Sunday, 20 April 2014

On the awesomeness of Libraries

Being a bookworm, it is unsurprising that I have a huge fondness for libraries and have done, ever since I was a small child. I'm sure that many blogs dedicated to books and writing have done a feature on this topic, but libraries are so important to me, I couldn't resist doing one of my own. So here are my reasons why libraries are awesome, and why I think they should remain open as much as possible:

1. Libraries are free!

This is such an obvious point to make, but sometimes I think people forget that in their own town there is somewhere where they can obtain books, newspapers and magazines without having to pay anything. In this day and age, it is so easy and convenient to just download an e-book or pop to the corner shop to buy a magazine, but this costs money and if you are trying to save up for something, then libraries can be a great resource. I think being an active member of a library has saved me thousands of pounds over the years, since I read on average one book every two weeks. If I bought a book or downloaded an e-book every time I wanted to read something new instead of just checking one out for free I would be a lot poorer than I am - I might even be in debt!

2. Libraries Promote Discovery

Since the books in the library are free, its easier for people to take a risk and try authors they wouldn't otherwise. On the rare occasions that I do buy books from a bookshop I tend to purchase books from authors that I already like since I want to make sure that I get the best value for my money, whereas I'm more likely to try a book outside of my comfort zone when I'm browsing in the library. If I try a book from the library and I find I don't like it, I can always take it back and try something else, whereas I can't go back to a bookshop and get a refund just because I didn't enjoy the story. I've discovered a lot of great authors through libraries and I think my reading tastes would be a lot less broad if I bought all the books I read.
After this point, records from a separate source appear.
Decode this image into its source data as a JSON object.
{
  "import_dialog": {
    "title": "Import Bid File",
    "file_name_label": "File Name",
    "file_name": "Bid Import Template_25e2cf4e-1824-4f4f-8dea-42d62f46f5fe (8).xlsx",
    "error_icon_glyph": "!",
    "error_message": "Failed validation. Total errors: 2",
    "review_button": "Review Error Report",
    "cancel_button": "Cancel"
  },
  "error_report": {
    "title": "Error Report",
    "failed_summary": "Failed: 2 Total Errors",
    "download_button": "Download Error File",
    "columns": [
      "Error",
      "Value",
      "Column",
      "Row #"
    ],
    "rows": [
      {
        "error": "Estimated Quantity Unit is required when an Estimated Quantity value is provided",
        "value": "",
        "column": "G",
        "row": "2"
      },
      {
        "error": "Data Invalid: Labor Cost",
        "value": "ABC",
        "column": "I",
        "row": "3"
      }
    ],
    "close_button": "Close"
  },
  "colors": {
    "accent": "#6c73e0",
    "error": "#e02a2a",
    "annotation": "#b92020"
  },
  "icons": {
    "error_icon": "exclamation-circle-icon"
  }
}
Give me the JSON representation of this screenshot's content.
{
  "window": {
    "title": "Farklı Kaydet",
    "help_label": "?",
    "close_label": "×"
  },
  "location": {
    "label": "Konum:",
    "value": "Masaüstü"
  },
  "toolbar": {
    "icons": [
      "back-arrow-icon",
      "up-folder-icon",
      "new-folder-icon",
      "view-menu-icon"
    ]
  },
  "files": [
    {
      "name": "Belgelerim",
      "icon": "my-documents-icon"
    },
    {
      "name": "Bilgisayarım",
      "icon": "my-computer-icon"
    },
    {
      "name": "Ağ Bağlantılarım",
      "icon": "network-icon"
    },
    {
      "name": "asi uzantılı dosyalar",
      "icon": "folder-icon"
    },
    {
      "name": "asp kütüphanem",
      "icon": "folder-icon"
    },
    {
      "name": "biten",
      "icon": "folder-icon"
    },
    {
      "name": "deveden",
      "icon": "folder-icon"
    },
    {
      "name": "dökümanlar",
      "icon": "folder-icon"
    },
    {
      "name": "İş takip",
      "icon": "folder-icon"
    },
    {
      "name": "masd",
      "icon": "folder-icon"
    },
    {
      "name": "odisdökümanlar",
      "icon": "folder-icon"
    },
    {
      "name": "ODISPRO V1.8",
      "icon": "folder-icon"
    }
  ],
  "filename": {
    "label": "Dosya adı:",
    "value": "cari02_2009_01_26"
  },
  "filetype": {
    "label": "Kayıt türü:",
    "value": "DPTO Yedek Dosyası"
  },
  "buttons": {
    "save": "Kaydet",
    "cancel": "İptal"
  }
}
3. Libraries Promote A Sense of Community

Libraries aren't just places to sit and read in peace, they are also great places to meet people. Most libraries run lots of different activities and classes every week, which can range from reading groups to choirs, as well as specialized activities for children. Libraries also promote a sense of community because they are open to everyone, no matter what their reading ability is. Libraries are one of the few places where old and young people can be found together, one of the few places where it doesn't matter how much you earn or what you're wearing or what you believe in, you're still welcome to come in and learn something or try something new.

Over the course of my life, libraries have been a refuge from bad weather, a place to cure boredom or loneliness, somewhere I can go when I'm too broke to even buy a coffee from a coffeeshop, a place to meet up with my friends, a place to escape to when life gets too much and now that I'm a nanny, somewhere to take my charges when nowhere else is open. Libraries stimulate my mind, and make me feel inspired even when I'm in a bad mood, and I think they are invaluable not just to me as an individual, but to society in general. I believe that libraries build people up, and that they should be used and appreciated instead of being taken for granted, which they often are. 

If you are interested in this topic, then I would recommend you read The Library Book. It's a collection of essays written by famous authors and journalists, all explaining why they love libraries and why the British Government shouldn't close them. My favourite article in the book is by Caitlin Moran, it is a very touching account of how going to the library helped her realize who she wanted to be, namely a highly revered writer for the Sunday Times.



Adele Caffrey said...

I loved The Last Runaway by Tracy Chevalier, it taught me about the people who used to hide slaves before the emancipation in America. I've read most of her novels but this is the first I really loved since Fallen Angels, set around the time of the Suffragette movement in London.

Sarah Ashman said...

Thanks for your comment Adele! I haven't read any books by Tracy Chevalier, but The Last Runaway sounds interesting - I like stories about revolutionary people, people who are brave and make a difference for the rest of us. If you're interested in reading more about slavery I would suggest Uncle Tom's cabin [although it is a very hefty read and I personally didn't finish it!]. Fallen Angels sounds good - I'm always awed by how much the Suffragettes did and I feel guilty that I don't always remember to vote. Historical fiction is definitely one of the genres I don't read enough of, so thanks for your suggestion!